How do I install RaspArch?
Use Win32 Disk Imager – see above. Unzip the downloaded file rasparch-exton-1310mb-171102.zip. You will get the image file rasparch-exton-171102.img of 4GB, which is the file you shall install to your micro SD card.
Different Micro SD Cards
For best performance you should use SD Cards of good quality. I can recommend Samsung MicroSD Pro Plus 32GB Class 10. Write speed up to 95 MB/s. Also Samsung MicroSD EVO 16GB Class 10. Write speed up to 48 MB/s. Price 47 $ respectively 10 $ (in Sweden).
Internet connections with Wicd
When you start up RaspArch for the first time you will get a error message re. Wicd Network Manager. Just open up a terminal and run the command wicd followed by systemctl enable wicd.service (to avoid further error messages from Wicd). You probably also have to edit /etc/resolv.conf in order to get a stable Internet connection. I.e. add the IP number of your router (Gateway). Example:
Just change Wicd’s preferences and connect.
A way to reach your Windows computers in your home network is to install Samba. Command: pacman -S samba gvfs gvfs-smb gamin sshfs
Then start Samba with the command systemctl start smbd nmbd
After that you can connect to your Windows computers via PCManFM – watch this screenshot. (My Raspberry Pi 3 running RaspArch is connected to two of my computers in my home network).

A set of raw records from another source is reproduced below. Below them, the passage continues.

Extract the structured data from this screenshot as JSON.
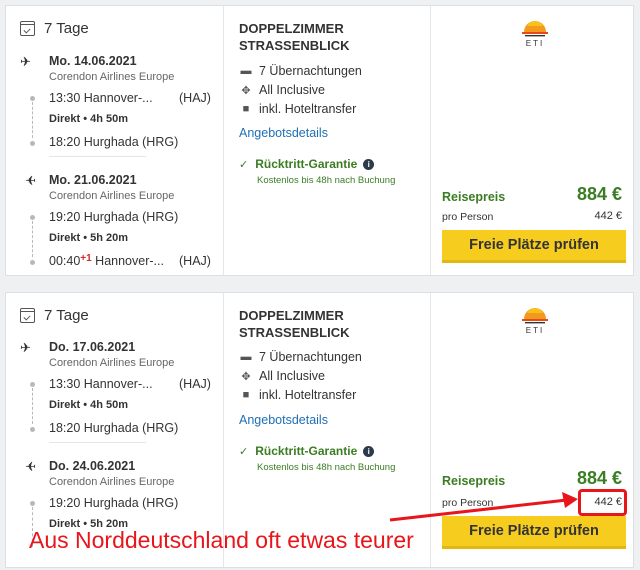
{
  "offers": [
    {
      "duration": "7 Tage",
      "outbound": {
        "date": "Mo. 14.06.2021",
        "airline": "Corendon Airlines Europe",
        "dep_time": "13:30",
        "dep_place": "Hannover-...",
        "dep_code": "(HAJ)",
        "direct": "Direkt",
        "flight_time": "4h 50m",
        "arr_time": "18:20",
        "arr_place": "Hurghada (HRG)",
        "arr_plus": ""
      },
      "inbound": {
        "date": "Mo. 21.06.2021",
        "airline": "Corendon Airlines Europe",
        "dep_time": "19:20",
        "dep_place": "Hurghada (HRG)",
        "dep_code": "",
        "direct": "Direkt",
        "flight_time": "5h 20m",
        "arr_time": "00:40",
        "arr_plus": "+1",
        "arr_place": "Hannover-...",
        "arr_code": "(HAJ)"
      },
      "room": "DOPPELZIMMER STRASSENBLICK",
      "features": [
        "7 Übernachtungen",
        "All Inclusive",
        "inkl. Hoteltransfer"
      ],
      "details_link": "Angebotsdetails",
      "guarantee": "Rücktritt-Garantie",
      "guarantee_sub": "Kostenlos bis 48h nach Buchung",
      "logo_text": "ETI",
      "price_label": "Reisepreis",
      "price": "884 €",
      "pp_label": "pro Person",
      "pp_price": "442 €",
      "button": "Freie Plätze prüfen"
    },
    {
      "duration": "7 Tage",
      "outbound": {
        "date": "Do. 17.06.2021",
        "airline": "Corendon Airlines Europe",
        "dep_time": "13:30",
        "dep_place": "Hannover-...",
        "dep_code": "(HAJ)",
        "direct": "Direkt",
        "flight_time": "4h 50m",
        "arr_time": "18:20",
        "arr_place": "Hurghada (HRG)",
        "arr_plus": ""
      },
      "inbound": {
        "date": "Do. 24.06.2021",
        "airline": "Corendon Airlines Europe",
        "dep_time": "19:20",
        "dep_place": "Hurghada (HRG)",
        "dep_code": "",
        "direct": "Direkt",
        "flight_time": "5h 20m",
        "arr_time": "",
        "arr_plus": "",
        "arr_place": "",
        "arr_code": ""
      },
      "room": "DOPPELZIMMER STRASSENBLICK",
      "features": [
        "7 Übernachtungen",
        "All Inclusive",
        "inkl. Hoteltransfer"
      ],
      "details_link": "Angebotsdetails",
      "guarantee": "Rücktritt-Garantie",
      "guarantee_sub": "Kostenlos bis 48h nach Buchung",
      "logo_text": "ETI",
      "price_label": "Reisepreis",
      "price": "884 €",
      "pp_label": "pro Person",
      "pp_price": "442 €",
      "button": "Freie Plätze prüfen"
    }
  ],
  "annotation": "Aus Norddeutschland oft etwas teurer",
  "colors": {
    "accent_green": "#3a7d22",
    "button_yellow": "#f6cc1e",
    "link_blue": "#1f6fb5",
    "annotation_red": "#e8151b"
  },
  "icons": [
    "calendar-icon",
    "plane-departure-icon",
    "plane-arrival-icon",
    "bed-icon",
    "restaurant-icon",
    "bus-icon",
    "check-icon",
    "info-icon",
    "sun-logo-icon"
  ]
}
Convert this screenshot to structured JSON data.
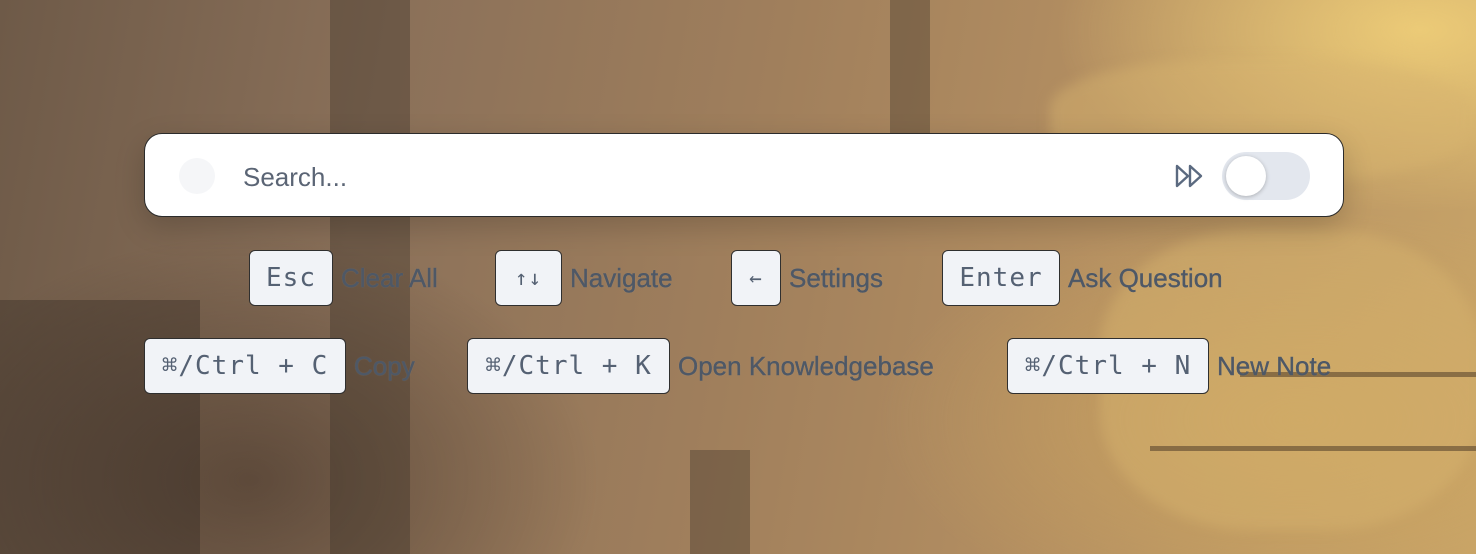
{
  "search": {
    "placeholder": "Search..."
  },
  "toggle": {
    "state": "off"
  },
  "shortcuts_row1": [
    {
      "key": "Esc",
      "label": "Clear All"
    },
    {
      "key": "↑↓",
      "label": "Navigate"
    },
    {
      "key": "←",
      "label": "Settings"
    },
    {
      "key": "Enter",
      "label": "Ask Question"
    }
  ],
  "shortcuts_row2": [
    {
      "key": "⌘/Ctrl + C",
      "label": "Copy"
    },
    {
      "key": "⌘/Ctrl + K",
      "label": "Open Knowledgebase"
    },
    {
      "key": "⌘/Ctrl + N",
      "label": "New Note"
    }
  ],
  "icons": {
    "search_leading": "circle-icon",
    "fast_forward": "fast-forward-icon"
  }
}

Sound in RaspArch
In Build 171102 I’ve installed alsa-utils, PulseAudio and Pavucontrol. The sound works alright now. From Arch Linux for Raspberry Pi Wiki I learned this. If you want/need sound in RaspArch you should follow the instruction below.
Run the following command: amixer cset numid=3 X
Where X corresponds to:
0 for Auto
1 for Analog out
2 for HDMI
Add the following lines to /boot/config.txt
audio_pwm_mode=2 (if you use the 3.5mm analogue output)
WHO should run Arch Linux/RaspArch?
My answer: The system fits the “advanced” Linux user/enthusiast, who would be willing to run an occasional command from time to time.
BENEFITS of Arch Linux/RaspArch
“Cutting Edge”-software and speed. A member on this site recently wrote this about RaspArch: I’ve used Slackware, Debian, Gentoo, Ubuntu & Arch. I prefer Arch. Ubuntu is easier to install, Arch is easier to keep up to date. You do not go through big, painful, changes every year instead you just update, once in a while, make changes if instructed. Arch has most of the benefits of Gentoo without the pain of recompiling _everything_. When you do need to build a package in Arch its painless especially if you use one of the tools that support Aur (I like yaourt). Arch avoids the politics of Debian and Ubuntu and delivers a great Linux distribution. RaspArch now brings these advantages to the PI 2.